During termination, the release factor occupies the A site of the ribosome, leading to dissociation of the tRNA from the ribosome and release of the completed polypeptide chain. The tRNA molecules are then free to bind to another amino acid and participate in subsequent rounds of protein synthesis.
tRNA plays a vital role in protein synthesis by delivering amino acids to the ribosome and ensuring accurate translation of the genetic code. Its position within the P and A sites of the ribosome during initiation and elongation, respectively, demonstrates its critical involvement in this process. Understanding the role of tRNA provides insight into the molecular mechanisms underlying protein synthesis and contributes to our knowledge of fundamental biological processes.
By uncovering the intricate interplay between tRNA, mRNA and ribosomes, scientists continue to shed light on the fascinating world of protein synthesis, providing a foundation for further research and the development of novel therapeutic interventions targeting this essential biological process.
Where is tRNA in protein synthesis?
tRNA (transfer RNA) is an essential molecule involved in protein synthesis, and it plays a crucial role in translating the genetic information encoded in mRNA (messenger RNA) into a specific sequence of amino acids that make up a protein. During protein synthesis, tRNA is found in the cytoplasm of the cell.

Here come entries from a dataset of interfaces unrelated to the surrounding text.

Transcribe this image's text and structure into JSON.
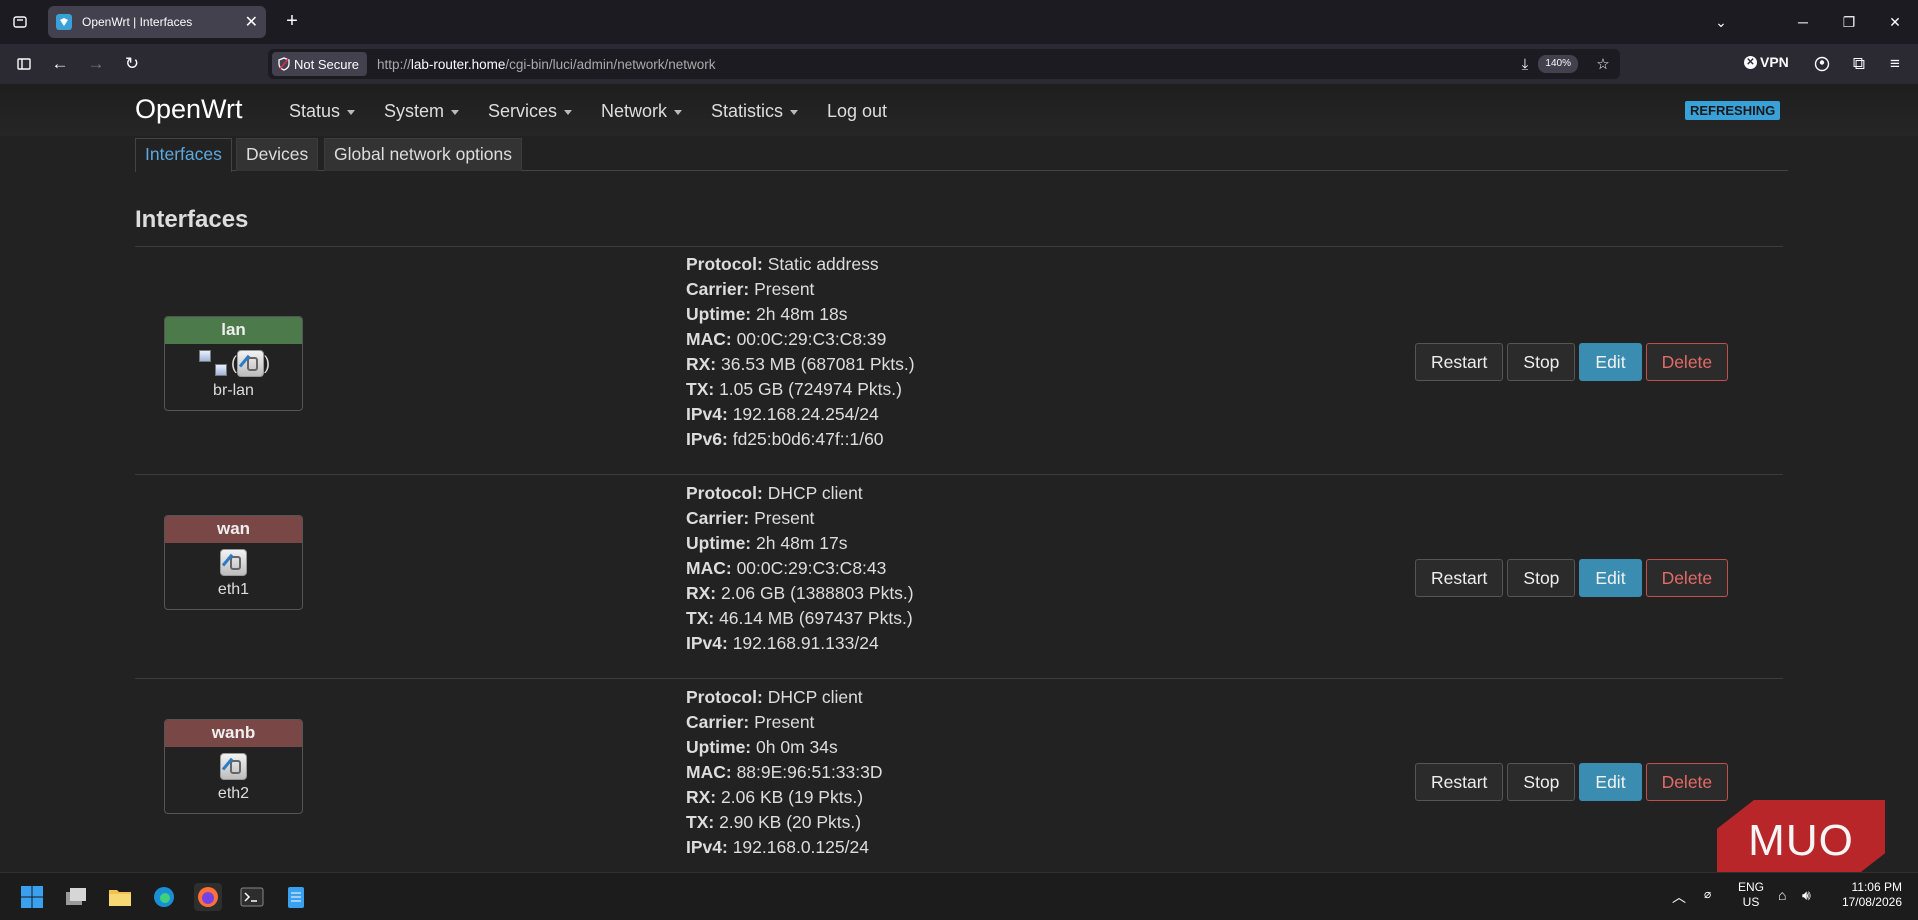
{
  "browser": {
    "tab_title": "OpenWrt | Interfaces",
    "security_label": "Not Secure",
    "url_prefix": "http://",
    "url_host": "lab-router.home",
    "url_path": "/cgi-bin/luci/admin/network/network",
    "zoom": "140%",
    "vpn_label": "VPN"
  },
  "header": {
    "brand": "OpenWrt",
    "menu": [
      "Status",
      "System",
      "Services",
      "Network",
      "Statistics"
    ],
    "logout": "Log out",
    "badge": "REFRESHING"
  },
  "subtabs": [
    "Interfaces",
    "Devices",
    "Global network options"
  ],
  "section_title": "Interfaces",
  "interfaces": [
    {
      "name": "lan",
      "device": "br-lan",
      "color": "#4d7a4a",
      "details": [
        {
          "label": "Protocol:",
          "value": "Static address"
        },
        {
          "label": "Carrier:",
          "value": "Present"
        },
        {
          "label": "Uptime:",
          "value": "2h 48m 18s"
        },
        {
          "label": "MAC:",
          "value": "00:0C:29:C3:C8:39"
        },
        {
          "label": "RX:",
          "value": "36.53 MB (687081 Pkts.)"
        },
        {
          "label": "TX:",
          "value": "1.05 GB (724974 Pkts.)"
        },
        {
          "label": "IPv4:",
          "value": "192.168.24.254/24"
        },
        {
          "label": "IPv6:",
          "value": "fd25:b0d6:47f::1/60"
        }
      ]
    },
    {
      "name": "wan",
      "device": "eth1",
      "color": "#7a4747",
      "details": [
        {
          "label": "Protocol:",
          "value": "DHCP client"
        },
        {
          "label": "Carrier:",
          "value": "Present"
        },
        {
          "label": "Uptime:",
          "value": "2h 48m 17s"
        },
        {
          "label": "MAC:",
          "value": "00:0C:29:C3:C8:43"
        },
        {
          "label": "RX:",
          "value": "2.06 GB (1388803 Pkts.)"
        },
        {
          "label": "TX:",
          "value": "46.14 MB (697437 Pkts.)"
        },
        {
          "label": "IPv4:",
          "value": "192.168.91.133/24"
        }
      ]
    },
    {
      "name": "wanb",
      "device": "eth2",
      "color": "#7a4747",
      "details": [
        {
          "label": "Protocol:",
          "value": "DHCP client"
        },
        {
          "label": "Carrier:",
          "value": "Present"
        },
        {
          "label": "Uptime:",
          "value": "0h 0m 34s"
        },
        {
          "label": "MAC:",
          "value": "88:9E:96:51:33:3D"
        },
        {
          "label": "RX:",
          "value": "2.06 KB (19 Pkts.)"
        },
        {
          "label": "TX:",
          "value": "2.90 KB (20 Pkts.)"
        },
        {
          "label": "IPv4:",
          "value": "192.168.0.125/24"
        }
      ]
    }
  ],
  "actions": {
    "restart": "Restart",
    "stop": "Stop",
    "edit": "Edit",
    "delete": "Delete"
  },
  "watermark": "MUO",
  "taskbar": {
    "lang_top": "ENG",
    "lang_bottom": "US",
    "time": "11:06 PM",
    "date": "17/08/2026"
  }
}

What is the function of tRNA in protein synthesis?
The main function of tRNA in protein synthesis is to bring amino acids to the ribosomes, the cellular structures responsible for protein synthesis. Each tRNA molecule is associated with a specific amino acid and contains a three-nucleotide sequence called an anticodon that is complementary to the codon on the mRNA. This allows tRNA to recognize and bind to the corresponding codon on the mRNA, ensuring that the correct amino acid is incorporated into the growing protein chain.
How does tRNA deliver amino acids to the ribosome?
tRNA delivers amino acids to the ribosome by recognizing and binding to the corresponding codon on the mRNA through base pairing between the anticodon on tRNA and the codon on mRNA. The amino acid that is attached to the tRNA is then transferred to the growing polypeptide chain during protein synthesis.
What happens to tRNA after it delivers the amino acid?
After delivering the amino acid to the ribosome, the tRNA molecule is released and can be reused in the process of protein synthesis. Once the amino acid is transferred to the growing polypeptide chain, the tRNA molecule is free to bind to another molecule of the same amino acid and participate in another round of protein synthesis.
How does tRNA ensure the accuracy of protein synthesis?
tRNA helps ensure the accuracy of protein synthesis by recognizing and binding to the correct codon on the mRNA through complementary base pairing between the anticodon on tRNA and the codon on mRNA. This specific recognition and binding process prevent the incorporation of incorrect amino acids into the growing protein chain, thus maintaining the fidelity of protein synthesis.